== Goal of the exercise ==
Return the listing exactly. Keep no pictures.

== Material provided ==
======

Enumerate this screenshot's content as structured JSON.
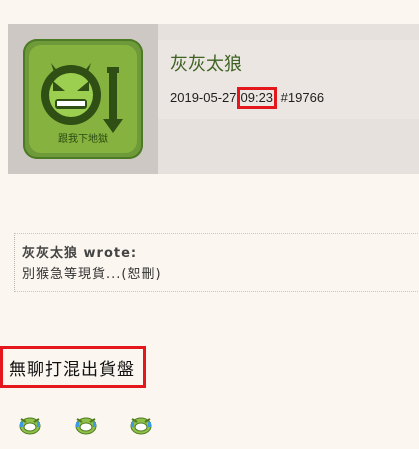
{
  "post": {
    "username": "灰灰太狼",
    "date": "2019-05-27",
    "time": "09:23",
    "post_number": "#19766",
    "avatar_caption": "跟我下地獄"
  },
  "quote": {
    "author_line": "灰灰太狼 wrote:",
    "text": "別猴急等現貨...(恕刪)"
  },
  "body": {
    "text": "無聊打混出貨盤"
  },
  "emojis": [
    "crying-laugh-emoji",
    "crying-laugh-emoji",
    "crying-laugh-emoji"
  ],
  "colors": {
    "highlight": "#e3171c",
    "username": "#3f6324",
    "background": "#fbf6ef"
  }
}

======

== Reply ==
Enumerate this screenshot's content as structured JSON.
{
  "post": {
    "username": "灰灰太狼",
    "date": "2019-05-27",
    "time": "09:23",
    "post_number": "#19766",
    "avatar_caption": "跟我下地獄"
  },
  "quote": {
    "author_line": "灰灰太狼 wrote:",
    "text": "別猴急等現貨...(恕刪)"
  },
  "body": {
    "text": "無聊打混出貨盤"
  },
  "emojis": [
    "crying-laugh-emoji",
    "crying-laugh-emoji",
    "crying-laugh-emoji"
  ],
  "colors": {
    "highlight": "#e3171c",
    "username": "#3f6324",
    "background": "#fbf6ef"
  }
}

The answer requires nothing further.